First, the moment where settlement becomes common is the completion of discovery. Discovery is the litigation stage where both the parties have the opportunity to get crucial information from each other. In this phase, they also obtain potential evidence to prepare for their trial. They can extract information in the form of depositions and interrogations.

Second, settlements become common when the defendant’s motion for summary judgment. The defendant wins, and the case is over when the court grants the entire motion. However, the plaintiff can still file an appeal. On the other hand, if the court denies the entire motion, the trial goes in the civil suit. In other words, a motion for summary judgment is often the defendant’s last chance to avoid a trial. This is the time when the defendant can become most eager to settle the case.

Third, the case settles following the court rules on “motion in limine,” where the judge decides whether to include or exclude particular evidence at trial. An entire case might depend on this specific piece of evidence. The defendant becomes much more willing to settle if the judge allows the plaintiff to use the evidence.

Lastly, in some cases, you can also reach a settlement right after the trial verdict. This is because regardless of who wins, the losing side can always appeal. This would drain additional time and expense from the winning side.
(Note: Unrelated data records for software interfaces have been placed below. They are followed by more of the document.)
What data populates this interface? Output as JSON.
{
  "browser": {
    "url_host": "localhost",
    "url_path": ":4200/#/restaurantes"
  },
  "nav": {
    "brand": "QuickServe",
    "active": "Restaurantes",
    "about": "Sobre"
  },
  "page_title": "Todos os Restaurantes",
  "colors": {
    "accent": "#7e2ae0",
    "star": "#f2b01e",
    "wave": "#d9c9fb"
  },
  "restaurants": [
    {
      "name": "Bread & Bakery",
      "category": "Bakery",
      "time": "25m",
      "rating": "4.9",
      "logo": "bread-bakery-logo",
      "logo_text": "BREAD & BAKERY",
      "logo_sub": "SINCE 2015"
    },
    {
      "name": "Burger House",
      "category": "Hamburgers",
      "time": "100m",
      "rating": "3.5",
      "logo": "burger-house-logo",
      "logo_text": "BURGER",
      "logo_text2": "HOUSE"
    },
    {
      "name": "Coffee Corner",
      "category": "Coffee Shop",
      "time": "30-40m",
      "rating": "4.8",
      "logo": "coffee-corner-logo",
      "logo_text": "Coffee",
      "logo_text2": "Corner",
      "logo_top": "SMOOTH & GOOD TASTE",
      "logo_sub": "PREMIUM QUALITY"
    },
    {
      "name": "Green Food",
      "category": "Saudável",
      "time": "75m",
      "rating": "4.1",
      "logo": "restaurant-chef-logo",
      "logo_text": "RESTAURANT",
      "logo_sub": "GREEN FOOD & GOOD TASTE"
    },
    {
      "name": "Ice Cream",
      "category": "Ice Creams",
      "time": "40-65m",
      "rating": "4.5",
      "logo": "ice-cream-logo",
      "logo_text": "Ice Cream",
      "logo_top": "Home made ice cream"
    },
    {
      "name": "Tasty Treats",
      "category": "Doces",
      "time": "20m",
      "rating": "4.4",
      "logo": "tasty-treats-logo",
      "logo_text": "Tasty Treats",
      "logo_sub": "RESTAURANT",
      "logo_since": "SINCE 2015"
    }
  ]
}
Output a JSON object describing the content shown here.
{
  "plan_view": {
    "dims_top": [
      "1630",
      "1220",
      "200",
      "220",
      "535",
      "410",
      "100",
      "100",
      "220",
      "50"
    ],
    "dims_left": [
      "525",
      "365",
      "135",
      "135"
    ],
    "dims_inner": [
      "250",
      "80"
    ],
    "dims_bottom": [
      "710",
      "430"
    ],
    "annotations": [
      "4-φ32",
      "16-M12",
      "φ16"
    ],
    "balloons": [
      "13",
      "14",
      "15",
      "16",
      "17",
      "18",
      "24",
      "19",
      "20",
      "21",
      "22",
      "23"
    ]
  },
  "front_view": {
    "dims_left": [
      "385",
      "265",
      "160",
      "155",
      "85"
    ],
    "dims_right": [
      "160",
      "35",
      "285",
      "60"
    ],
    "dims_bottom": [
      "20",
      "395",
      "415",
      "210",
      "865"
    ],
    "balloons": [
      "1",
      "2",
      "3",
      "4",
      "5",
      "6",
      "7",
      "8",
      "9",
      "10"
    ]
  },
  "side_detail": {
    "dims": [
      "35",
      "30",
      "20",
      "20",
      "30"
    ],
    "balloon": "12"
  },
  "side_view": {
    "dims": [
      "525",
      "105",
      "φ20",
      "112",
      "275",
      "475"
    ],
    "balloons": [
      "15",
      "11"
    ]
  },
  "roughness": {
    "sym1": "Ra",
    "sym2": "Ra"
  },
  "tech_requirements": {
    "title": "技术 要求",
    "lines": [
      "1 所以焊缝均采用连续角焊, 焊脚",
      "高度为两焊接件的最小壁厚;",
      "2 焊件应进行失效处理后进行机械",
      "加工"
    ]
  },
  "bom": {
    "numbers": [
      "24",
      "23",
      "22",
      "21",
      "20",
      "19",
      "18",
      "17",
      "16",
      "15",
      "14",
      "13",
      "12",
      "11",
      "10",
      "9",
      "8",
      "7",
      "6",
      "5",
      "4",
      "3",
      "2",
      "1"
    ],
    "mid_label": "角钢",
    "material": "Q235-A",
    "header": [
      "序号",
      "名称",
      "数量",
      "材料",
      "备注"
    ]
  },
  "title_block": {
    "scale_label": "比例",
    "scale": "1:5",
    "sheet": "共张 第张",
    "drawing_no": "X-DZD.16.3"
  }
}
For example, if the plaintiff won, a defendant can appeal, thus extending the time it takes to receive money.

For more information, feel free to contact your consumer banking lawyer at Oracle Legal Group.